The question of whether DS3 bandwidth is the right choice for today’s pocket networks remains a valid issue. Even in this era of Ethernet madness.
The general T1 bandwidth line … and to some extent … was the choice of most companies. In particular, small businesses that can control voice and data transfer requirements. With the explosive growth of multimedia and other bandwidth-intensive applications (voice and data) in the business world, standard T1 lines are not always the best option.
As enterprise bandwidth requirements increase, the next step is DS3. It is 672 times faster than the DS0, so it sends 672 voice calls (or other data equivalents) at the same time. Today’s leading DS3 users are high-traffic websites, supply chain networks, data-intensive applications (think multimedia, including video conferences), medium to large web hosting companies, WISP network networks, and medical care. Centers, call centers, universities, governments. For example, the office. Visit:- http://www.bchirartcenter.com/
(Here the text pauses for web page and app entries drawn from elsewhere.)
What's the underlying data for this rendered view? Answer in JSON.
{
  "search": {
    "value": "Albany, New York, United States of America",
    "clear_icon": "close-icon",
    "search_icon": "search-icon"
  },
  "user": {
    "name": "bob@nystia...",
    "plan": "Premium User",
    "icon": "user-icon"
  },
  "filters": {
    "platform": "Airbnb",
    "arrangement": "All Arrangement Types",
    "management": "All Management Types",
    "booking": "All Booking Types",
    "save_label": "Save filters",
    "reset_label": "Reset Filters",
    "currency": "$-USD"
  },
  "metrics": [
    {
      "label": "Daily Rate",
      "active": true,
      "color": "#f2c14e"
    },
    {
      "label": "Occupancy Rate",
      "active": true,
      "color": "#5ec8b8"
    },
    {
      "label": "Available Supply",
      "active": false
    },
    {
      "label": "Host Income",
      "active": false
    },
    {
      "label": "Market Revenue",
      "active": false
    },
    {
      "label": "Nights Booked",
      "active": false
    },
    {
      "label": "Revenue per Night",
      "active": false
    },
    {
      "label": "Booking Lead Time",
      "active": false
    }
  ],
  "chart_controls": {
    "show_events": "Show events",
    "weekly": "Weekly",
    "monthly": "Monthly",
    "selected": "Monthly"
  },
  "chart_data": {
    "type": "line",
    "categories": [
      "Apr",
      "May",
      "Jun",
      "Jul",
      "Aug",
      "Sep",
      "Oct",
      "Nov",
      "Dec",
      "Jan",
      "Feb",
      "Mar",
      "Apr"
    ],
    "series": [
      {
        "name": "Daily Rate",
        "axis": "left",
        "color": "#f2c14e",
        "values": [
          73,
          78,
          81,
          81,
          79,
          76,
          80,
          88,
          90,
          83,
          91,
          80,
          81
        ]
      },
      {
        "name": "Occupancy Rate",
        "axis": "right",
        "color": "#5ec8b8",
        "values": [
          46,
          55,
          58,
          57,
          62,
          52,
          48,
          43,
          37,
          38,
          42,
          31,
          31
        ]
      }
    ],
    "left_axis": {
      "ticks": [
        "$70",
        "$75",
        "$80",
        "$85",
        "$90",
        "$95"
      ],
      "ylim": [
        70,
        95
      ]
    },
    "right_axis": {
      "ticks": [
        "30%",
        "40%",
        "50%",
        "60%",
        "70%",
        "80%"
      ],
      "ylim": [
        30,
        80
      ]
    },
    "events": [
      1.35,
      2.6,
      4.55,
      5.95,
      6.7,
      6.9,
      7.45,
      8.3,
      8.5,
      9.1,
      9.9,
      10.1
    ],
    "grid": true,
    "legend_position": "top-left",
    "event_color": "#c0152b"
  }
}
In summary, DS3 is widely used today by many medium and large enterprises as well as carriers to send traffic over their own networks.
DS3 lines, also known as T3 lines, are becoming more common in today’s pocket networks. Their large capacity (45 Mb) makes them the preferred backbone of today’s Internet. In addition, the DS3 line is more complex than the T1. Technically, 28 T1 lines run side by side and require additional equipment and software to function properly. But it’s still easier and cheaper in today’s world than it was a while ago.
DS3 bandwidth can be a combination of multiple T1 services or a single type of service (such as access from an ISP). DS3 is, by definition, a copper-based service, but as frequencies increase, carriers bring fiber optic systems closer to the end user, making DS3 level customers a top priority. Therefore, most of the DS3 lines are actually fibers, but the optical network unit has a DS3 interface. In other words, DS3 can be delivered with SONET-based optical systems.
Not long ago, DS3 lines weren’t cheap. However, as more users need DS3 and competition in this market intensifies, the price of DS3 bandwidth is declining.
Here are some tips … Enterprises that don’t need a certain amount of bandwidth at the DS3 level should consider “scalable” connections. It shares DS3 access to another company or company through the DS3 provider. Enterprises that share scalable connections often do not use all the bandwidth at once, so they can access very fast transmission speeds at a cost far less than the cost of a full DS3 setup.
Unless you are a trained telecommunications engineer … Most companies don’t … DS3 bandwidth needs help to determine if it’s a suitable bandwidth solution for new / voice job requirements. It can be a dangerous job without help … and a little scary.